DTC marketing fatigue is real

In a recent issue of JAMA Network Open, Aaron Kesselheim and colleagues published the results of a study showing that some of the most heavily advertised drugs are essentially no better at treating disease than other options. Almost two dozen complaints submitted to the FCC focused on the number of pharma ads on TV, with consumers arguing that there were “simply too many.”

“There are too many pharmaceutical and medical ads on tv,” wrote a San Diego resident in August 2021. “They start with things like if you have had a heart attack … before I can change the channel or silence the TV. Makes me feel like I am having a heart attack.”

What Is Consumer Fatigue?

Consumer fatigue is exactly what it sounds like: It’s the consumer becoming overwhelmed with something and tiring of it. Aside from the number of ads, many people are also dissatisfied with repeating the same ads.

A great example of consumer fatigue can be seen in television pharma ads which seem to repeat repeatedly with no measurement of reach and frequency. With social media increasing the number of ads people visit daily, Saba speculates that it may not “take something closer to 20 to 30 times to get a patient to take action” about a specific drug.

Specific TV programs get the same ads because pharma companies believe their “target patient” is likely to be in the audience of a particular show but with fragmented audiences, that may be untrue.

There is also a mentality among DTC marketers that they need to spend their budgets or face cuts. Rather than develop new commercials, they repeat the same ones repeatedly. It’s also a belief that people will run to their doctor to ask for an advertised drug when that model is no longer viable.

Does this mean that all DTV TV ads should stop? Of course not.
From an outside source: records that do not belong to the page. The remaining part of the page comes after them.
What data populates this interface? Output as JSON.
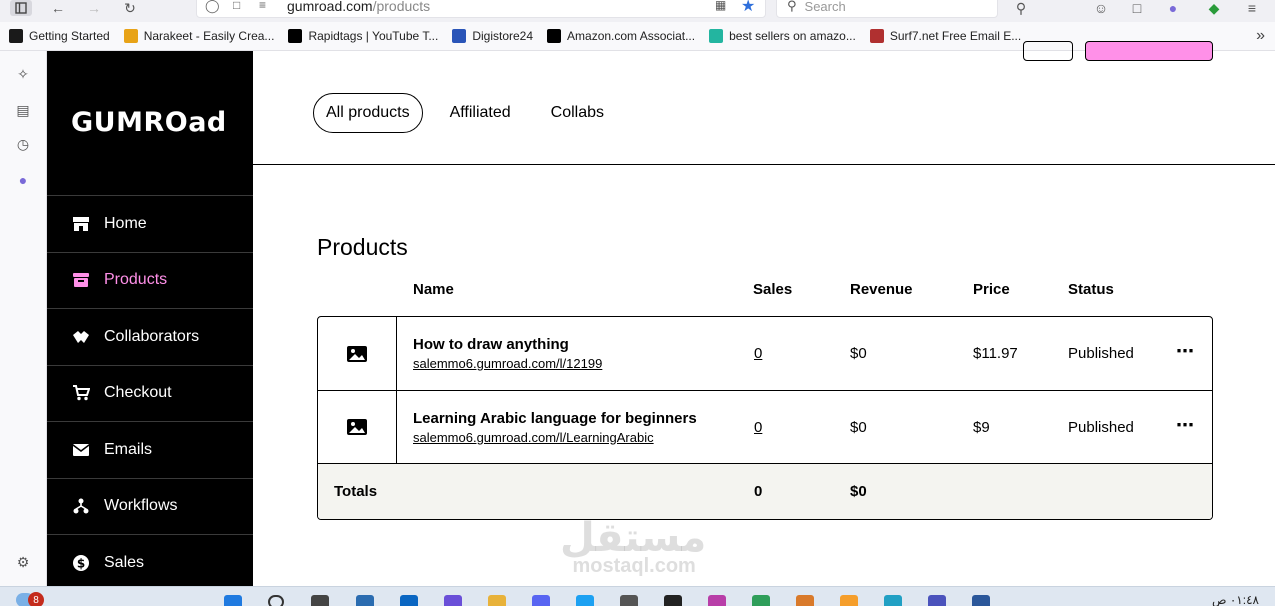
{
  "browser": {
    "url_host": "gumroad.com",
    "url_path": "/products",
    "search_placeholder": "Search",
    "bookmarks": [
      {
        "label": "Getting Started",
        "icon": "getting-started-icon",
        "color": "#1a1a1a"
      },
      {
        "label": "Narakeet - Easily Crea...",
        "icon": "narakeet-icon",
        "color": "#e8a317"
      },
      {
        "label": "Rapidtags | YouTube T...",
        "icon": "rapidtags-icon",
        "color": "#000000"
      },
      {
        "label": "Digistore24",
        "icon": "digistore-icon",
        "color": "#2a55b8"
      },
      {
        "label": "Amazon.com Associat...",
        "icon": "amazon-icon",
        "color": "#000000"
      },
      {
        "label": "best sellers on amazo...",
        "icon": "bestsellers-icon",
        "color": "#23b5a0"
      },
      {
        "label": "Surf7.net Free Email E...",
        "icon": "surf7-icon",
        "color": "#b03030"
      }
    ]
  },
  "app": {
    "logo": "GUMROad",
    "accent": "#ff90e8",
    "nav": [
      {
        "label": "Home",
        "icon": "home-icon"
      },
      {
        "label": "Products",
        "icon": "products-icon",
        "active": true
      },
      {
        "label": "Collaborators",
        "icon": "collaborators-icon"
      },
      {
        "label": "Checkout",
        "icon": "checkout-icon"
      },
      {
        "label": "Emails",
        "icon": "emails-icon"
      },
      {
        "label": "Workflows",
        "icon": "workflows-icon"
      },
      {
        "label": "Sales",
        "icon": "sales-icon"
      }
    ]
  },
  "main": {
    "tabs": [
      "All products",
      "Affiliated",
      "Collabs"
    ],
    "title": "Products",
    "columns": {
      "name": "Name",
      "sales": "Sales",
      "revenue": "Revenue",
      "price": "Price",
      "status": "Status"
    },
    "products": [
      {
        "name": "How to draw anything",
        "link": "salemmo6.gumroad.com/l/12199",
        "sales": "0",
        "revenue": "$0",
        "price": "$11.97",
        "status": "Published"
      },
      {
        "name": "Learning Arabic language for beginners",
        "link": "salemmo6.gumroad.com/l/LearningArabic",
        "sales": "0",
        "revenue": "$0",
        "price": "$9",
        "status": "Published"
      }
    ],
    "totals": {
      "label": "Totals",
      "sales": "0",
      "revenue": "$0"
    }
  },
  "watermark": {
    "arabic": "مستقل",
    "latin": "mostaql.com"
  },
  "taskbar": {
    "badge": "8",
    "clock": "٠١:٤٨ ص"
  }
}
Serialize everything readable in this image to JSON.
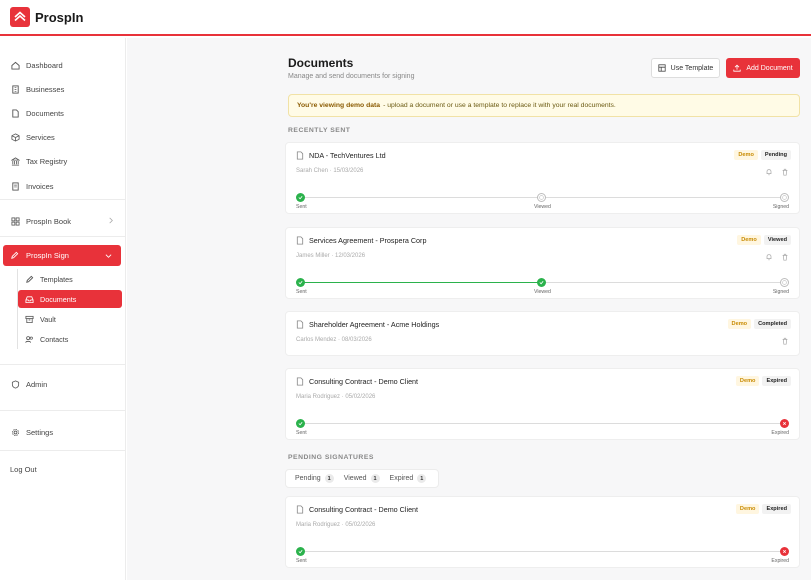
{
  "app": {
    "name": "ProspIn"
  },
  "sidebar": {
    "items": [
      {
        "label": "Dashboard",
        "icon": "home-icon"
      },
      {
        "label": "Businesses",
        "icon": "building-icon"
      },
      {
        "label": "Documents",
        "icon": "file-icon"
      },
      {
        "label": "Services",
        "icon": "box-icon"
      },
      {
        "label": "Tax Registry",
        "icon": "bank-icon"
      },
      {
        "label": "Invoices",
        "icon": "receipt-icon"
      }
    ],
    "book": {
      "label": "ProspIn Book"
    },
    "sign": {
      "label": "ProspIn Sign",
      "sub": [
        {
          "label": "Templates"
        },
        {
          "label": "Documents"
        },
        {
          "label": "Vault"
        },
        {
          "label": "Contacts"
        }
      ]
    },
    "admin": "Admin",
    "settings": "Settings",
    "logout": "Log Out"
  },
  "main": {
    "title": "Documents",
    "subtitle": "Manage and send documents for signing",
    "use_template": "Use Template",
    "add_document": "Add Document",
    "banner_bold": "You're viewing demo data",
    "banner_text": "- upload a document or use a template to replace it with your real documents.",
    "recent_title": "RECENTLY SENT",
    "pending_title": "PENDING SIGNATURES"
  },
  "steps": {
    "sent": "Sent",
    "viewed": "Viewed",
    "signed": "Signed",
    "expired": "Expired"
  },
  "docs": [
    {
      "title": "NDA - TechVentures Ltd",
      "meta": "Sarah Chen · 15/03/2026",
      "demo": "Demo",
      "status": "Pending",
      "progress": 0.0
    },
    {
      "title": "Services Agreement - Prospera Corp",
      "meta": "James Miller · 12/03/2026",
      "demo": "Demo",
      "status": "Viewed",
      "progress": 0.5
    },
    {
      "title": "Shareholder Agreement - Acme Holdings",
      "meta": "Carlos Mendez · 08/03/2026",
      "demo": "Demo",
      "status": "Completed"
    },
    {
      "title": "Consulting Contract - Demo Client",
      "meta": "Maria Rodriguez · 05/02/2026",
      "demo": "Demo",
      "status": "Expired"
    }
  ],
  "tabs": [
    {
      "label": "Pending",
      "count": "1"
    },
    {
      "label": "Viewed",
      "count": "1"
    },
    {
      "label": "Expired",
      "count": "1"
    }
  ],
  "pending_doc": {
    "title": "Consulting Contract - Demo Client",
    "meta": "Maria Rodriguez · 05/02/2026",
    "demo": "Demo",
    "status": "Expired"
  },
  "colors": {
    "accent": "#e8323a",
    "success": "#2bb24c",
    "demo": "#c88a00"
  }
}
But here are somethings that should be considered.

1ne: Is your audience big enough for national or spot TV?

2wo: Do you measure reach and frequency with your target audience weekly?

3hree: Do you have the budget to create different spots?

4our: Are HCPs aligned with your product message, or will they recommend a different product?

5ive: Will insurers recommend patients try a different therapy first?

However, the giant elephant in the room is DTC managers manipulating data to show a correlation between their ads and new Rxs. Give me data, and I can show a correlation between almost anything.

DTC ads’ marketing fatigue is real and leads to action against the drug industry.